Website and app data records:
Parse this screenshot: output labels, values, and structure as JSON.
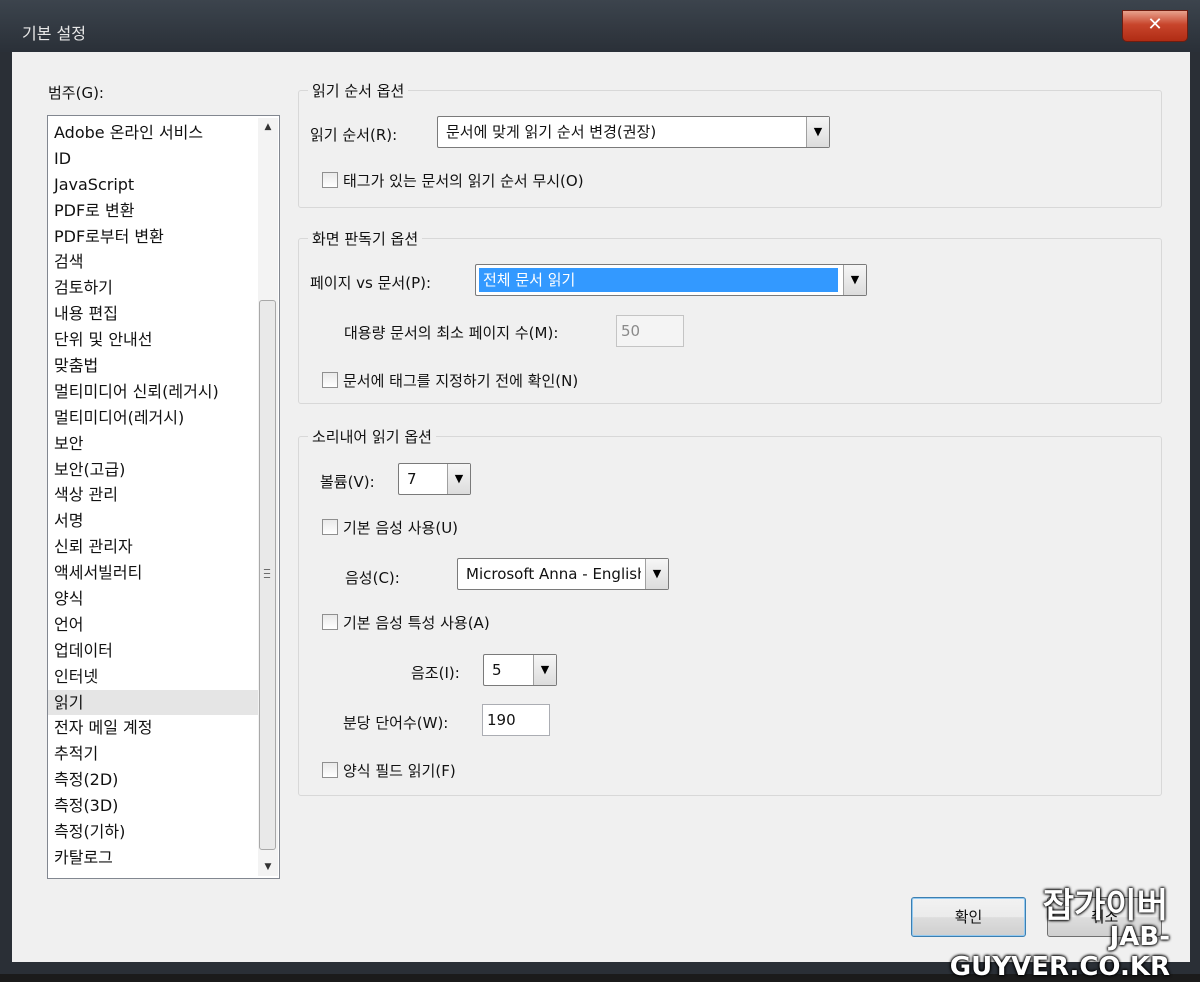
{
  "window": {
    "title": "기본 설정",
    "close_glyph": "✕"
  },
  "categories": {
    "label": "범주(G):",
    "items": [
      "Adobe 온라인 서비스",
      "ID",
      "JavaScript",
      "PDF로 변환",
      "PDF로부터 변환",
      "검색",
      "검토하기",
      "내용 편집",
      "단위 및 안내선",
      "맞춤법",
      "멀티미디어 신뢰(레거시)",
      "멀티미디어(레거시)",
      "보안",
      "보안(고급)",
      "색상 관리",
      "서명",
      "신뢰 관리자",
      "액세서빌러티",
      "양식",
      "언어",
      "업데이터",
      "인터넷",
      "읽기",
      "전자 메일 계정",
      "추적기",
      "측정(2D)",
      "측정(3D)",
      "측정(기하)",
      "카탈로그"
    ],
    "selected_index": 22
  },
  "reading_order": {
    "group_title": "읽기 순서 옵션",
    "order_label": "읽기 순서(R):",
    "order_value": "문서에 맞게 읽기 순서 변경(권장)",
    "ignore_label": "태그가 있는 문서의 읽기 순서 무시(O)"
  },
  "screen_reader": {
    "group_title": "화면 판독기 옵션",
    "page_vs_doc_label": "페이지 vs 문서(P):",
    "page_vs_doc_value": "전체 문서 읽기",
    "min_pages_label": "대용량 문서의 최소 페이지 수(M):",
    "min_pages_value": "50",
    "confirm_label": "문서에 태그를 지정하기 전에 확인(N)"
  },
  "read_aloud": {
    "group_title": "소리내어 읽기 옵션",
    "volume_label": "볼륨(V):",
    "volume_value": "7",
    "default_voice_label": "기본 음성 사용(U)",
    "voice_label": "음성(C):",
    "voice_value": "Microsoft Anna - English",
    "default_attr_label": "기본 음성 특성 사용(A)",
    "pitch_label": "음조(I):",
    "pitch_value": "5",
    "wpm_label": "분당 단어수(W):",
    "wpm_value": "190",
    "form_fields_label": "양식 필드 읽기(F)"
  },
  "buttons": {
    "ok": "확인",
    "cancel": "취소"
  },
  "watermark": {
    "line1": "잡가이버",
    "line2": "JAB-GUYVER.CO.KR"
  }
}
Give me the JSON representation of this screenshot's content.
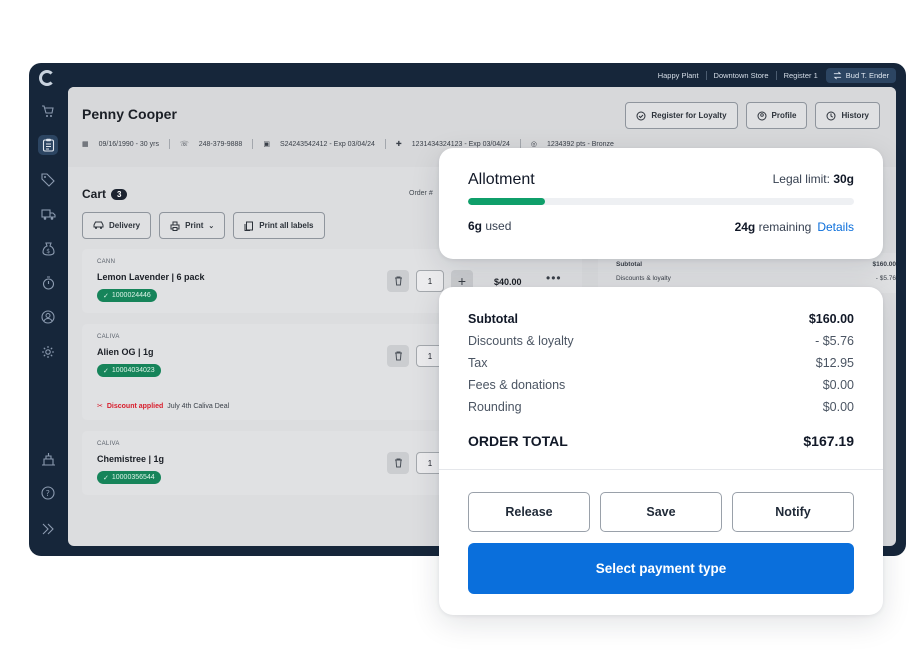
{
  "topbar": {
    "store": "Happy Plant",
    "location": "Downtown Store",
    "register": "Register 1",
    "user": "Bud T. Ender"
  },
  "sidebar": {
    "items": [
      "cart-icon",
      "clipboard-icon",
      "tag-icon",
      "delivery-truck-icon",
      "money-bag-icon",
      "timer-icon",
      "customer-icon",
      "settings-icon",
      "inventory-icon",
      "help-icon",
      "expand-icon"
    ],
    "active": "clipboard-icon"
  },
  "customer": {
    "name": "Penny Cooper",
    "dob": "09/16/1990 - 30 yrs",
    "phone": "248-379-9888",
    "id": "S24243542412 - Exp 03/04/24",
    "medical": "1231434324123 - Exp 03/04/24",
    "loyalty": "1234392 pts - Bronze"
  },
  "header_buttons": {
    "register_loyalty": "Register for Loyalty",
    "profile": "Profile",
    "history": "History"
  },
  "cart": {
    "title": "Cart",
    "count": "3",
    "order_label": "Order #",
    "delivery": "Delivery",
    "print": "Print",
    "print_all": "Print all labels",
    "items": [
      {
        "brand": "CANN",
        "name": "Lemon Lavender | 6 pack",
        "sku": "1000024446",
        "qty": "1",
        "price": "$40.00"
      },
      {
        "brand": "CALIVA",
        "name": "Alien OG | 1g",
        "sku": "10004034023",
        "qty": "1",
        "discount_label": "Discount applied",
        "discount_desc": "July 4th Caliva Deal"
      },
      {
        "brand": "CALIVA",
        "name": "Chemistree | 1g",
        "sku": "10000356544",
        "qty": "1"
      }
    ]
  },
  "bg_summary": {
    "subtotal_label": "Subtotal",
    "subtotal": "$160.00",
    "discounts_label": "Discounts & loyalty",
    "discounts": "- $5.76"
  },
  "allotment": {
    "title": "Allotment",
    "limit_label": "Legal limit:",
    "limit_value": "30g",
    "used_value": "6g",
    "used_label": "used",
    "remaining_value": "24g",
    "remaining_label": "remaining",
    "details": "Details",
    "used_fraction": 0.2,
    "bar_color": "#0f9f6a"
  },
  "summary": {
    "rows": [
      {
        "label": "Subtotal",
        "value": "$160.00"
      },
      {
        "label": "Discounts & loyalty",
        "value": "- $5.76"
      },
      {
        "label": "Tax",
        "value": "$12.95"
      },
      {
        "label": "Fees & donations",
        "value": "$0.00"
      },
      {
        "label": "Rounding",
        "value": "$0.00"
      }
    ],
    "total_label": "ORDER TOTAL",
    "total_value": "$167.19",
    "release": "Release",
    "save": "Save",
    "notify": "Notify",
    "pay": "Select payment type",
    "accent": "#0a6fdc"
  }
}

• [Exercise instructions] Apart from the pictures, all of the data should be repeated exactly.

• [Answer box]
Parse this screenshot: output labels, values, and structure as JSON.
{
  "window": {
    "title": "기본 설정",
    "close_glyph": "✕"
  },
  "categories": {
    "label": "범주(G):",
    "items": [
      "Adobe 온라인 서비스",
      "ID",
      "JavaScript",
      "PDF로 변환",
      "PDF로부터 변환",
      "검색",
      "검토하기",
      "내용 편집",
      "단위 및 안내선",
      "맞춤법",
      "멀티미디어 신뢰(레거시)",
      "멀티미디어(레거시)",
      "보안",
      "보안(고급)",
      "색상 관리",
      "서명",
      "신뢰 관리자",
      "액세서빌러티",
      "양식",
      "언어",
      "업데이터",
      "인터넷",
      "읽기",
      "전자 메일 계정",
      "추적기",
      "측정(2D)",
      "측정(3D)",
      "측정(기하)",
      "카탈로그"
    ],
    "selected_index": 22
  },
  "reading_order": {
    "group_title": "읽기 순서 옵션",
    "order_label": "읽기 순서(R):",
    "order_value": "문서에 맞게 읽기 순서 변경(권장)",
    "ignore_label": "태그가 있는 문서의 읽기 순서 무시(O)"
  },
  "screen_reader": {
    "group_title": "화면 판독기 옵션",
    "page_vs_doc_label": "페이지 vs 문서(P):",
    "page_vs_doc_value": "전체 문서 읽기",
    "min_pages_label": "대용량 문서의 최소 페이지 수(M):",
    "min_pages_value": "50",
    "confirm_label": "문서에 태그를 지정하기 전에 확인(N)"
  },
  "read_aloud": {
    "group_title": "소리내어 읽기 옵션",
    "volume_label": "볼륨(V):",
    "volume_value": "7",
    "default_voice_label": "기본 음성 사용(U)",
    "voice_label": "음성(C):",
    "voice_value": "Microsoft Anna - English",
    "default_attr_label": "기본 음성 특성 사용(A)",
    "pitch_label": "음조(I):",
    "pitch_value": "5",
    "wpm_label": "분당 단어수(W):",
    "wpm_value": "190",
    "form_fields_label": "양식 필드 읽기(F)"
  },
  "buttons": {
    "ok": "확인",
    "cancel": "취소"
  },
  "watermark": {
    "line1": "잡가이버",
    "line2": "JAB-GUYVER.CO.KR"
  }
}
Give me the JSON representation of this screenshot's content.
{
  "topbar": {
    "store": "Happy Plant",
    "location": "Downtown Store",
    "register": "Register 1",
    "user": "Bud T. Ender"
  },
  "sidebar": {
    "items": [
      "cart-icon",
      "clipboard-icon",
      "tag-icon",
      "delivery-truck-icon",
      "money-bag-icon",
      "timer-icon",
      "customer-icon",
      "settings-icon",
      "inventory-icon",
      "help-icon",
      "expand-icon"
    ],
    "active": "clipboard-icon"
  },
  "customer": {
    "name": "Penny Cooper",
    "dob": "09/16/1990 - 30 yrs",
    "phone": "248-379-9888",
    "id": "S24243542412 - Exp 03/04/24",
    "medical": "1231434324123 - Exp 03/04/24",
    "loyalty": "1234392 pts - Bronze"
  },
  "header_buttons": {
    "register_loyalty": "Register for Loyalty",
    "profile": "Profile",
    "history": "History"
  },
  "cart": {
    "title": "Cart",
    "count": "3",
    "order_label": "Order #",
    "delivery": "Delivery",
    "print": "Print",
    "print_all": "Print all labels",
    "items": [
      {
        "brand": "CANN",
        "name": "Lemon Lavender | 6 pack",
        "sku": "1000024446",
        "qty": "1",
        "price": "$40.00"
      },
      {
        "brand": "CALIVA",
        "name": "Alien OG | 1g",
        "sku": "10004034023",
        "qty": "1",
        "discount_label": "Discount applied",
        "discount_desc": "July 4th Caliva Deal"
      },
      {
        "brand": "CALIVA",
        "name": "Chemistree | 1g",
        "sku": "10000356544",
        "qty": "1"
      }
    ]
  },
  "bg_summary": {
    "subtotal_label": "Subtotal",
    "subtotal": "$160.00",
    "discounts_label": "Discounts & loyalty",
    "discounts": "- $5.76"
  },
  "allotment": {
    "title": "Allotment",
    "limit_label": "Legal limit:",
    "limit_value": "30g",
    "used_value": "6g",
    "used_label": "used",
    "remaining_value": "24g",
    "remaining_label": "remaining",
    "details": "Details",
    "used_fraction": 0.2,
    "bar_color": "#0f9f6a"
  },
  "summary": {
    "rows": [
      {
        "label": "Subtotal",
        "value": "$160.00"
      },
      {
        "label": "Discounts & loyalty",
        "value": "- $5.76"
      },
      {
        "label": "Tax",
        "value": "$12.95"
      },
      {
        "label": "Fees & donations",
        "value": "$0.00"
      },
      {
        "label": "Rounding",
        "value": "$0.00"
      }
    ],
    "total_label": "ORDER TOTAL",
    "total_value": "$167.19",
    "release": "Release",
    "save": "Save",
    "notify": "Notify",
    "pay": "Select payment type",
    "accent": "#0a6fdc"
  }
}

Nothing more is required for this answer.